**Problem description**
Go through the records below and tally the lines that include "door". Answer with the number only.

**Given entries**
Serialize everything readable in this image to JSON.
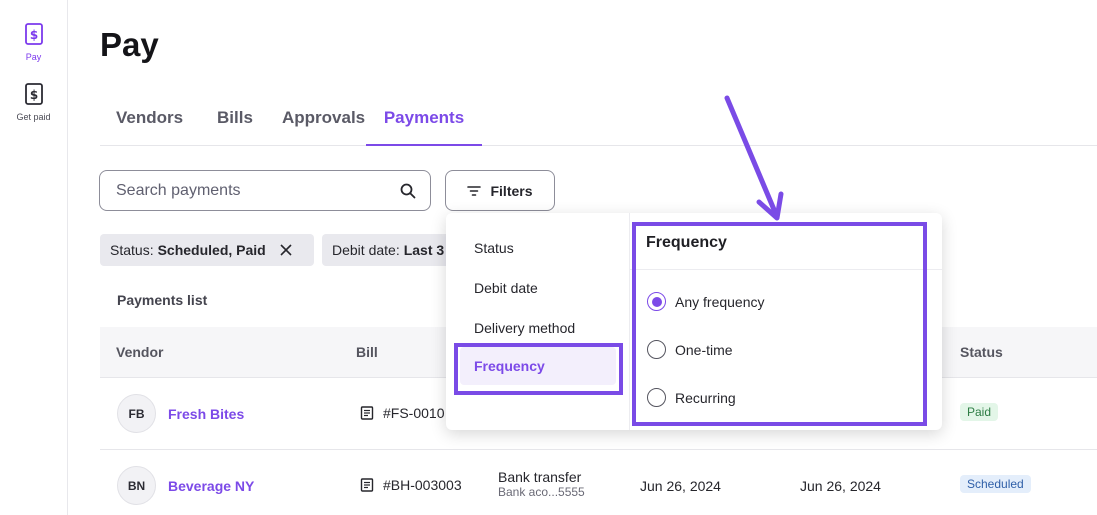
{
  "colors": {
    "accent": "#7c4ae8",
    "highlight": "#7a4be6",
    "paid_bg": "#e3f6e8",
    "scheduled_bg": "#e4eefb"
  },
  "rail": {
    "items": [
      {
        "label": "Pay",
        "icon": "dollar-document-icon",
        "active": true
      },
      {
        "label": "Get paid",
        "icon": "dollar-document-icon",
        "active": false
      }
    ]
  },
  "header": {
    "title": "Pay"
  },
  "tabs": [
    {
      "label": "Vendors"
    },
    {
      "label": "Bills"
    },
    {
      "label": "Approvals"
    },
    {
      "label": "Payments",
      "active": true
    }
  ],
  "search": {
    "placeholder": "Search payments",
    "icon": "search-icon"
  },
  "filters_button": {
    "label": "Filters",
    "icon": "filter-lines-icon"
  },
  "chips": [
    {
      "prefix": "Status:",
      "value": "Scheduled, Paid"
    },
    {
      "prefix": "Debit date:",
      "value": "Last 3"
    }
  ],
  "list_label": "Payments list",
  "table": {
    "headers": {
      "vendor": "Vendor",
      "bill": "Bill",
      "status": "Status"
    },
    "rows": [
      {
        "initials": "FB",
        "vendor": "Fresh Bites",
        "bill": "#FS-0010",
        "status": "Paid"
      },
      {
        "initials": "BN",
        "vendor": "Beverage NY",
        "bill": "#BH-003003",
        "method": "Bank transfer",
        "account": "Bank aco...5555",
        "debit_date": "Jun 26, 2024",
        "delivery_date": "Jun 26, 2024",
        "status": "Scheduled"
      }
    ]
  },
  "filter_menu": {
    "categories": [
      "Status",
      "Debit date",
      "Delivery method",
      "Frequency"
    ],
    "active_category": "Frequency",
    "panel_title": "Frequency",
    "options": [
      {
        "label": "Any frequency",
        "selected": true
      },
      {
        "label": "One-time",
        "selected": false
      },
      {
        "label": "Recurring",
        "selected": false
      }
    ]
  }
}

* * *

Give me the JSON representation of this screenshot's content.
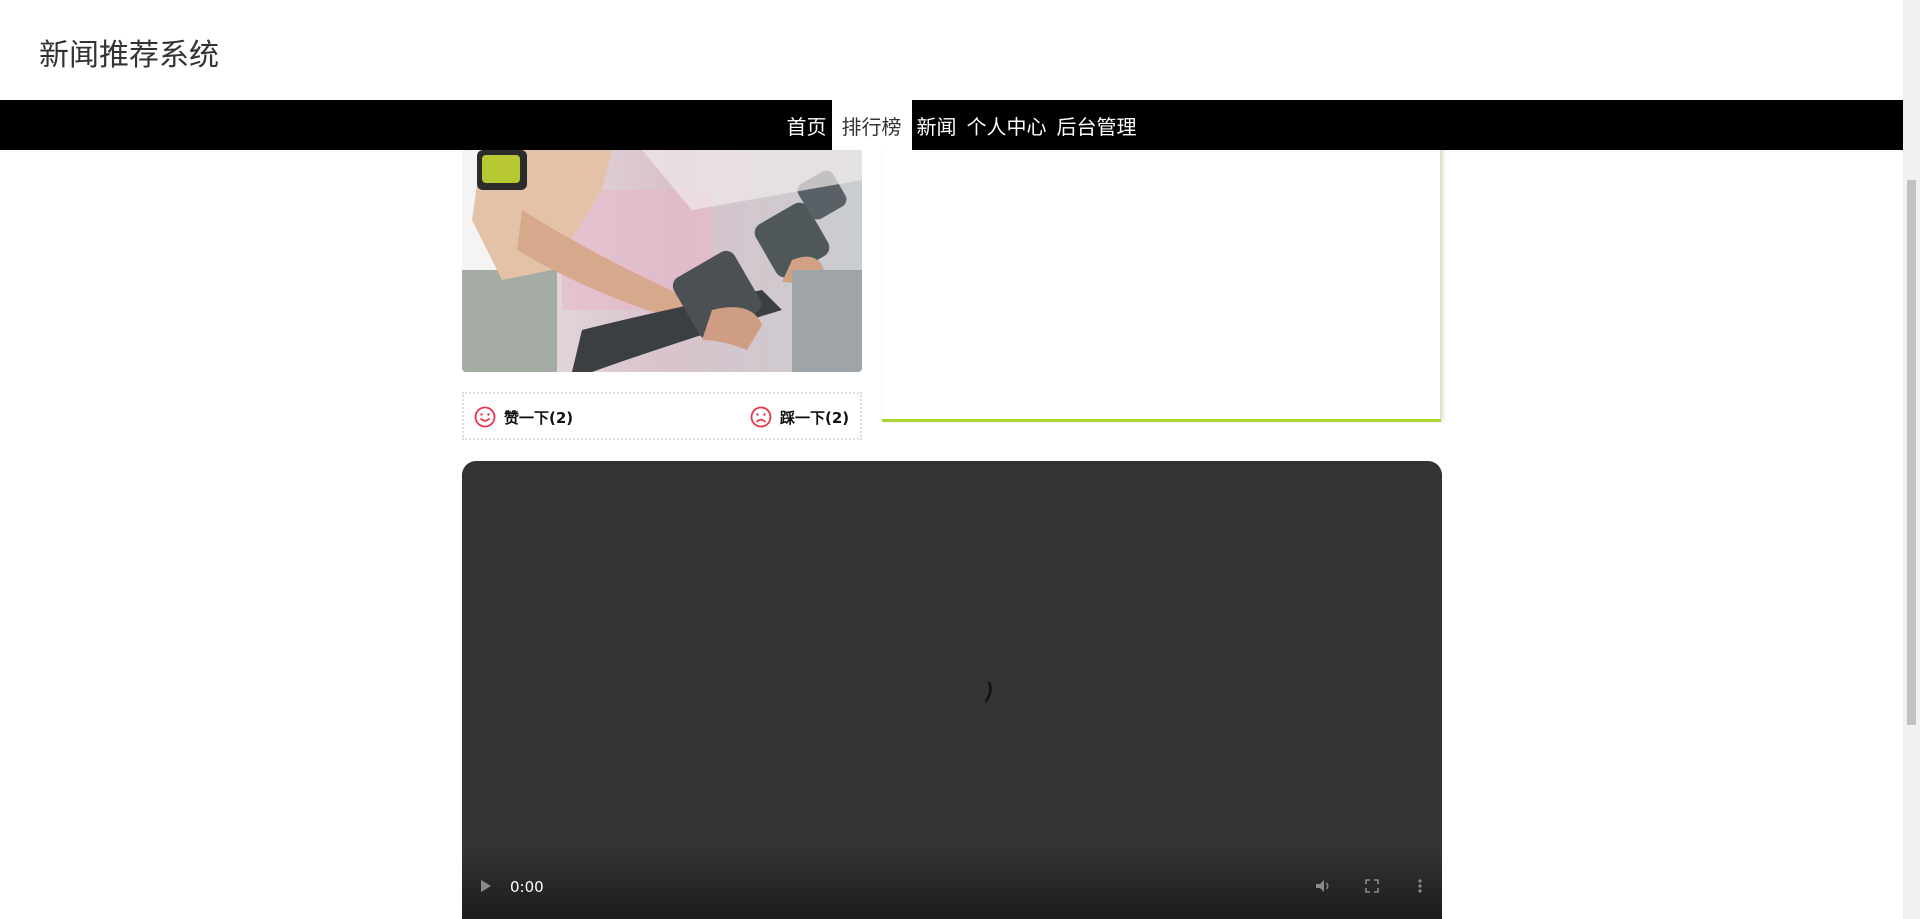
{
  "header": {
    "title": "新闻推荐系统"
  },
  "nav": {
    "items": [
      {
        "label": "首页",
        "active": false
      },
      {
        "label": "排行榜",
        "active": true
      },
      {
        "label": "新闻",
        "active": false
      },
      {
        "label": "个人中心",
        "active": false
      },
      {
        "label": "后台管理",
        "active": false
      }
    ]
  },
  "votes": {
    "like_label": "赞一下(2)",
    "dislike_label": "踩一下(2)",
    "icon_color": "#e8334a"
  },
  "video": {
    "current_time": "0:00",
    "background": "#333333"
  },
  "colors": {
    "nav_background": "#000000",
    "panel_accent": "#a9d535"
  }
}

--

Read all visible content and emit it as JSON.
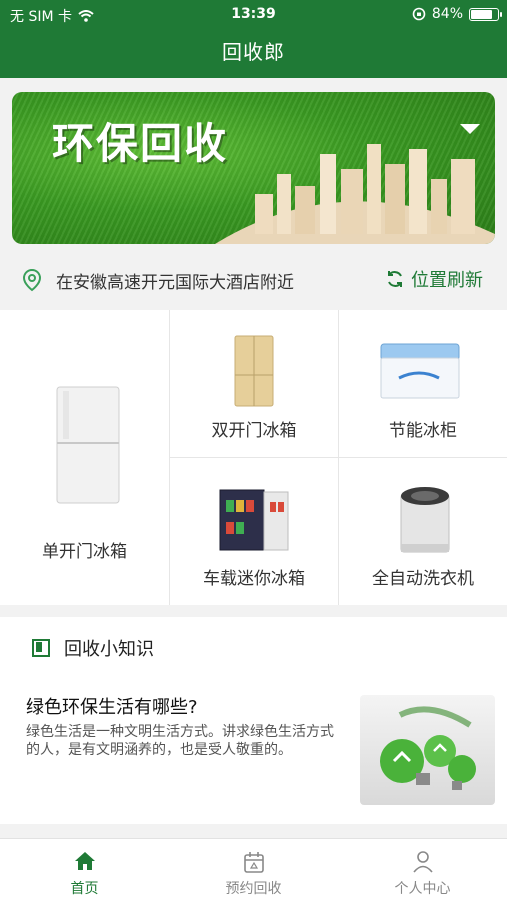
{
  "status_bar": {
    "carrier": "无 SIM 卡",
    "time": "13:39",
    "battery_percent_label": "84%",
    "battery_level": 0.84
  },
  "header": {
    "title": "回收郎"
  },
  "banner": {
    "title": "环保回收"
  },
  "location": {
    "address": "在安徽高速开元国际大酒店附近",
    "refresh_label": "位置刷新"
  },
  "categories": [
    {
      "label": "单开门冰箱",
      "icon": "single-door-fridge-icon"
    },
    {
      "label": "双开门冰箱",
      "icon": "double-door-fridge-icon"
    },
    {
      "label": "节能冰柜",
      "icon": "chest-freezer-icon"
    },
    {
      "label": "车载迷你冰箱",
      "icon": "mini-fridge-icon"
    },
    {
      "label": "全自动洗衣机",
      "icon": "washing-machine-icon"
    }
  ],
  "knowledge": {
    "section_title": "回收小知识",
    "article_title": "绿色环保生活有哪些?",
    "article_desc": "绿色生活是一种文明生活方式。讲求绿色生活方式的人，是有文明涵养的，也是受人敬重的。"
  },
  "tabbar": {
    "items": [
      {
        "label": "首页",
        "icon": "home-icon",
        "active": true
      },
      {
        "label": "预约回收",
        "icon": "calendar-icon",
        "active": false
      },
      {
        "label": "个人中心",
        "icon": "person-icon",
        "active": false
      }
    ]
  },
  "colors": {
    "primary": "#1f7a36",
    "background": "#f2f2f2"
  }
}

**Result**
2